◆ **ACTIVITY**:
In the listing below, find each line holding "this" and copy it.
━━ SOURCE MATERIAL
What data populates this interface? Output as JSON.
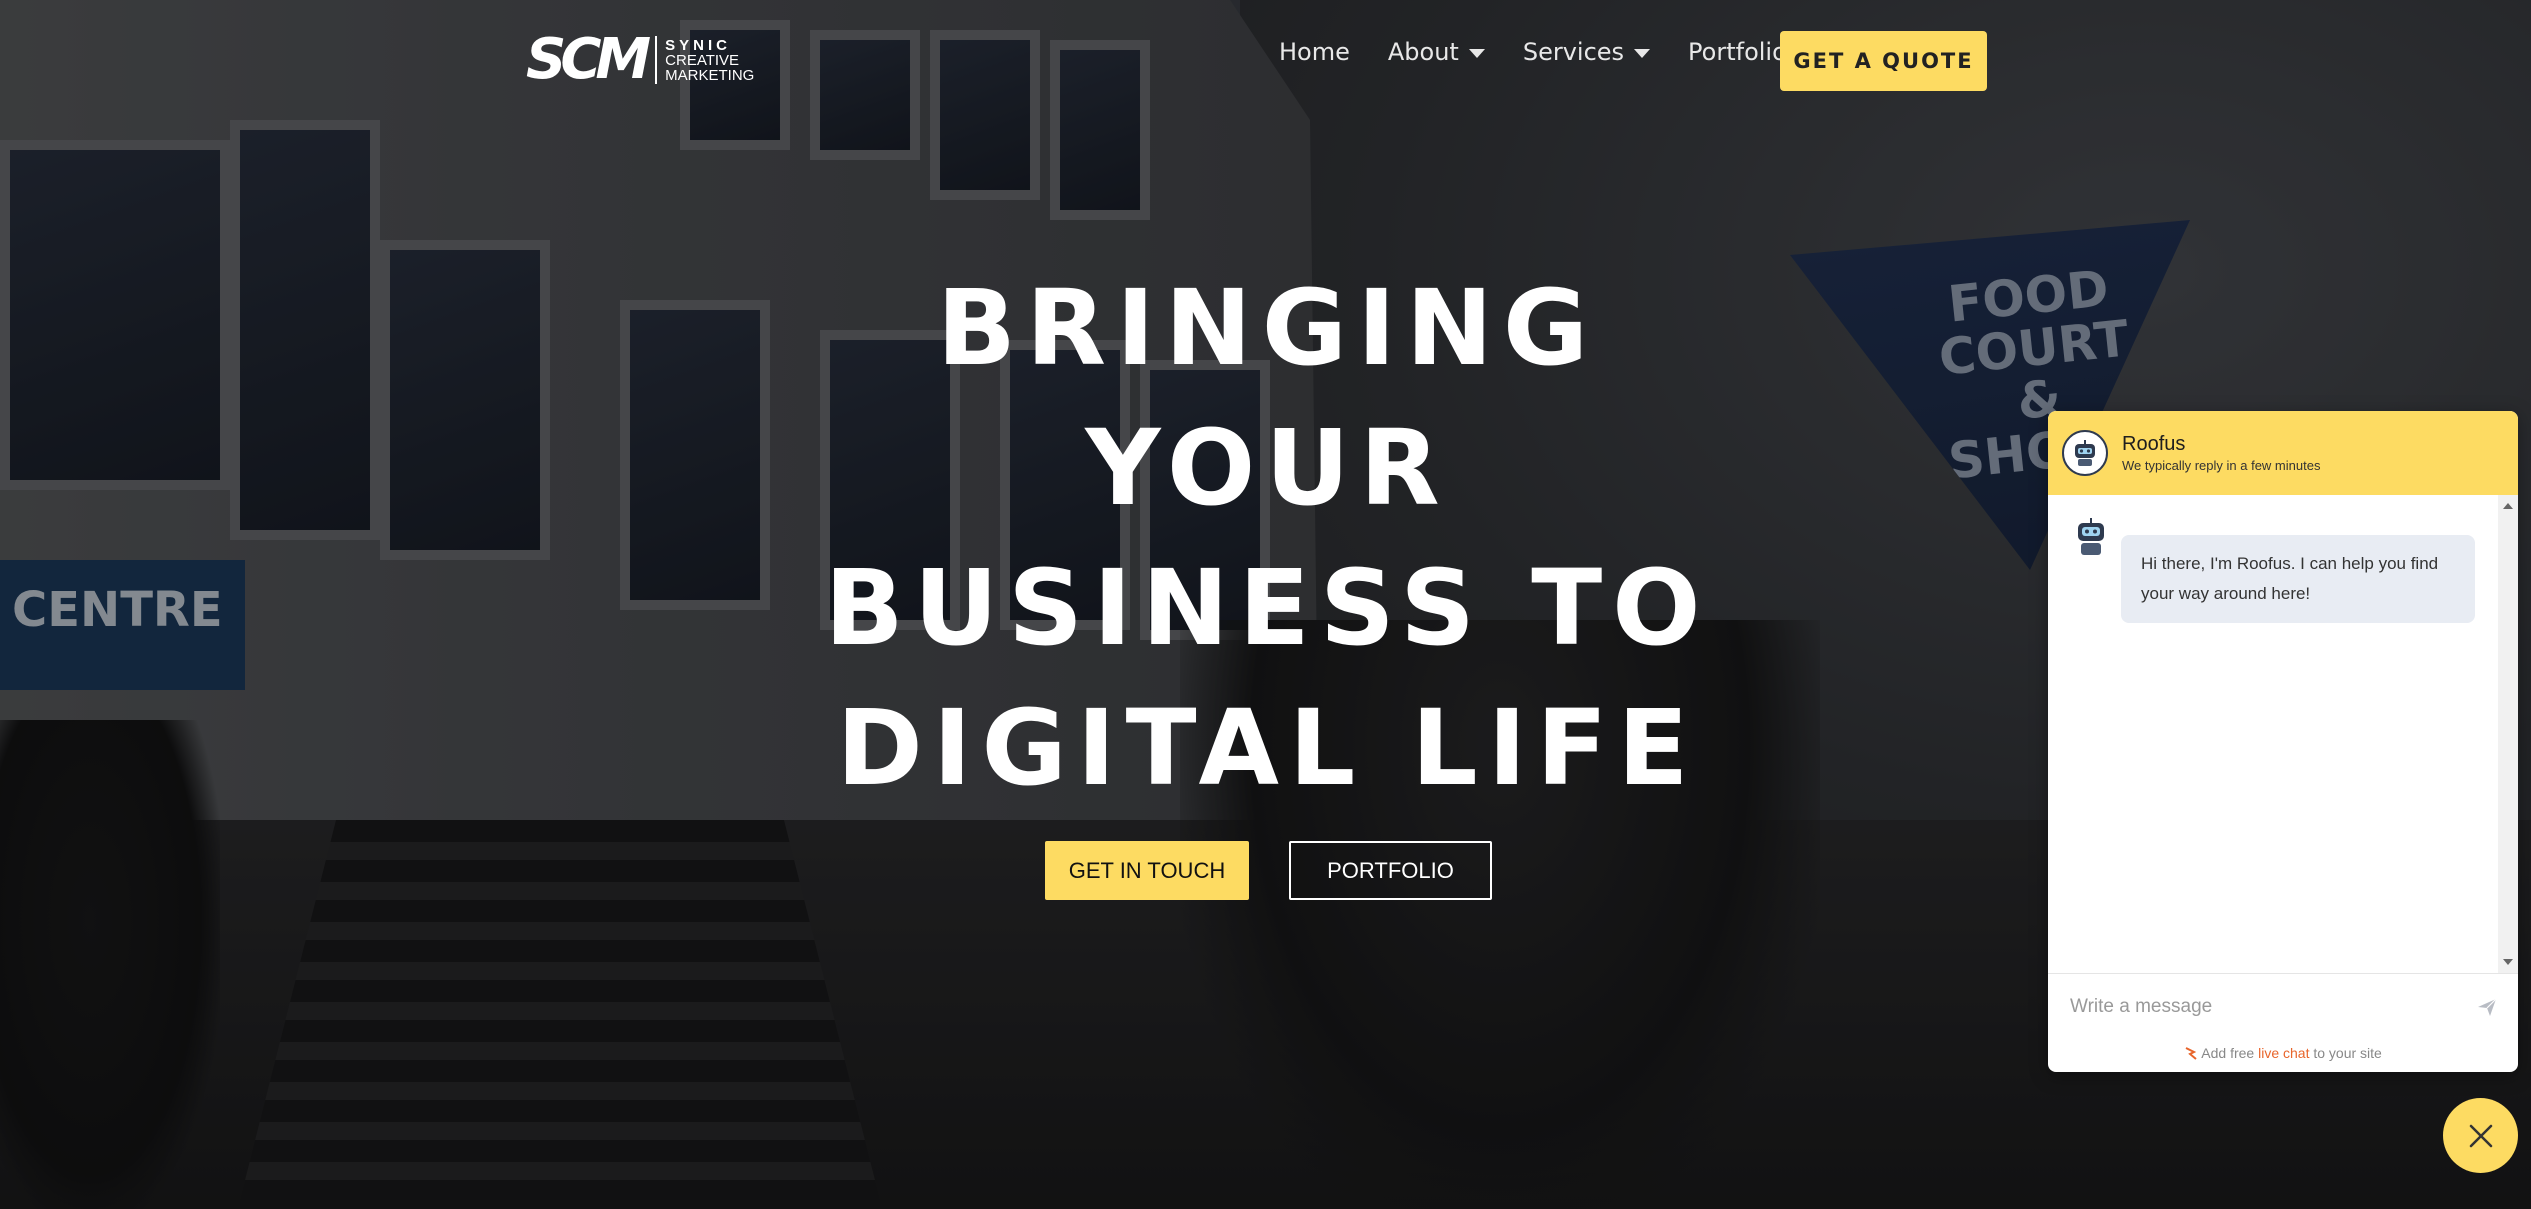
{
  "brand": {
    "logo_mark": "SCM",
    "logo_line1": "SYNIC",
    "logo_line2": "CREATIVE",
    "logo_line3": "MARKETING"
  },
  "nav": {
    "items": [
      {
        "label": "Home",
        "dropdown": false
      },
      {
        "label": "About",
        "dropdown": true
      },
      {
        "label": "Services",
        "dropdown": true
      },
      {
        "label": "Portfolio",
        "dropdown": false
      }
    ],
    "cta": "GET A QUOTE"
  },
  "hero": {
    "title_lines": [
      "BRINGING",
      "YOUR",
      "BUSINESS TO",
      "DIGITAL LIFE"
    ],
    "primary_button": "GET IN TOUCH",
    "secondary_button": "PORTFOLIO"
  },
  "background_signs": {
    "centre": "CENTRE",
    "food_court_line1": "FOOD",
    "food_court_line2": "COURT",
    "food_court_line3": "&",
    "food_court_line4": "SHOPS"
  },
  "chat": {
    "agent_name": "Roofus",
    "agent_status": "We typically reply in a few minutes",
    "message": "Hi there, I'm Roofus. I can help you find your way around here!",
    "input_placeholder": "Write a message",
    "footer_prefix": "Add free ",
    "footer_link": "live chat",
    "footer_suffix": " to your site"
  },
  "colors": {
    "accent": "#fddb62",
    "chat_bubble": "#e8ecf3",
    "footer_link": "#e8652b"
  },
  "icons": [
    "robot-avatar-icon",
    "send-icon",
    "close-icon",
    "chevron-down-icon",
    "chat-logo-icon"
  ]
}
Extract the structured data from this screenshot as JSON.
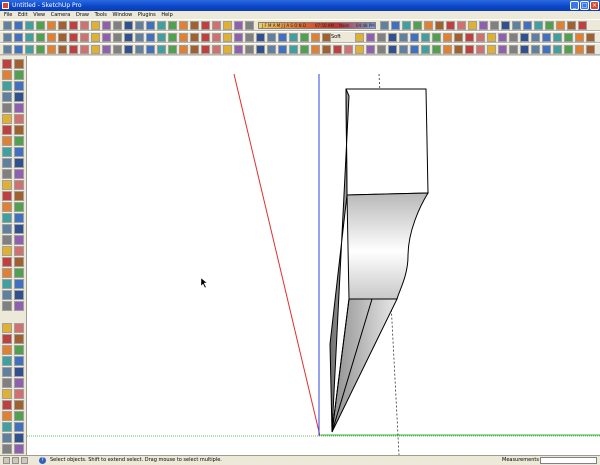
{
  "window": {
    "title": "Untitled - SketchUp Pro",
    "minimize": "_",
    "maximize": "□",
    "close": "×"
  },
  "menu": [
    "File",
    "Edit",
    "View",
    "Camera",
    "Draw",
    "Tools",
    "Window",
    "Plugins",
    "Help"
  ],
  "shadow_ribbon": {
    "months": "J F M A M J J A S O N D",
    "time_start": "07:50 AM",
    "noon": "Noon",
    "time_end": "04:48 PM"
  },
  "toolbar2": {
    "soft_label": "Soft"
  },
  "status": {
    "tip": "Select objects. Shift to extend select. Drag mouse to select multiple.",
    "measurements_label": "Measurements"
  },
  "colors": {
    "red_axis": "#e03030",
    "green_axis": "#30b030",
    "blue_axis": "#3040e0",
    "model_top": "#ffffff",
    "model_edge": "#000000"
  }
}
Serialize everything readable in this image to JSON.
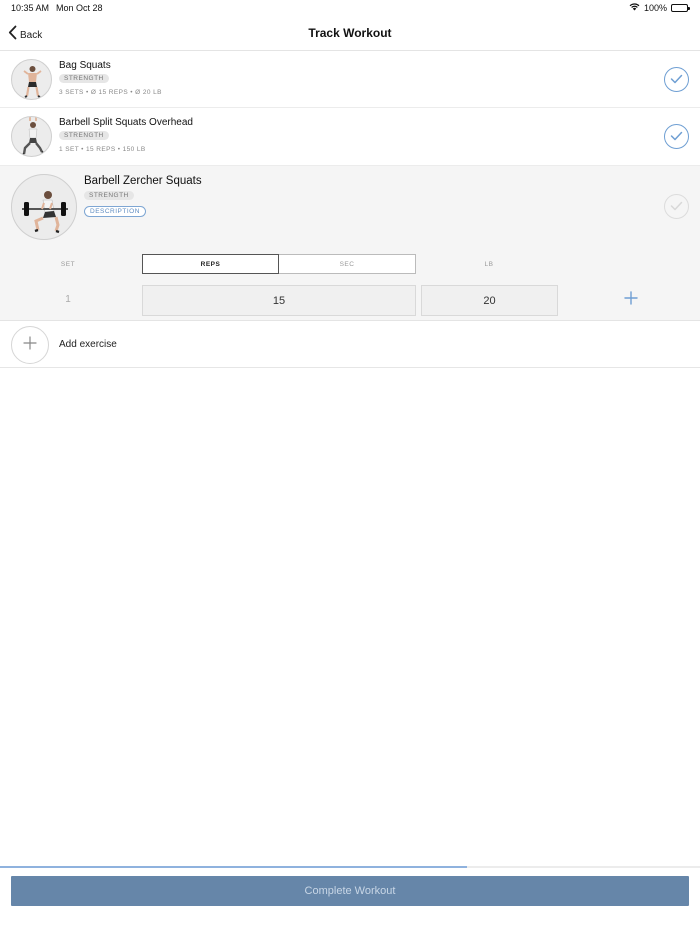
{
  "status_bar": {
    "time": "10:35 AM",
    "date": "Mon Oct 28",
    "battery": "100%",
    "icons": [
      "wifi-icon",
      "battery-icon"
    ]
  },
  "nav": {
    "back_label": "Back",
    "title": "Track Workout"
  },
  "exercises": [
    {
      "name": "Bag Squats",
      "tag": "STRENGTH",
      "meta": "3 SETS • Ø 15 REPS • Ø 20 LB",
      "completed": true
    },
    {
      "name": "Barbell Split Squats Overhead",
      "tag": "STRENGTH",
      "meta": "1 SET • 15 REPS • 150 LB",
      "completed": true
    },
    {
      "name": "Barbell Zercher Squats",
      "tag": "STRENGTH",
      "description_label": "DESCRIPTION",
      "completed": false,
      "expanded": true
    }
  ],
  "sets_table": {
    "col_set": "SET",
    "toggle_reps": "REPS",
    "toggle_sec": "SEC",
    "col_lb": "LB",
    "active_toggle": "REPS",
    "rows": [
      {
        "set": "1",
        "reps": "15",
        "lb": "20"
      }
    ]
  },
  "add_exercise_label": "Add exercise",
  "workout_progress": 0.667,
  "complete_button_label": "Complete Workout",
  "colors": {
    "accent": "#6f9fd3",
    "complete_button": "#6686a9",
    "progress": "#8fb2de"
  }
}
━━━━
◆ **EXERCISE RESULT**:
What data populates this interface? Output as JSON.
Extract the structured data from this screenshot as JSON.
Serialize everything readable in this image to JSON.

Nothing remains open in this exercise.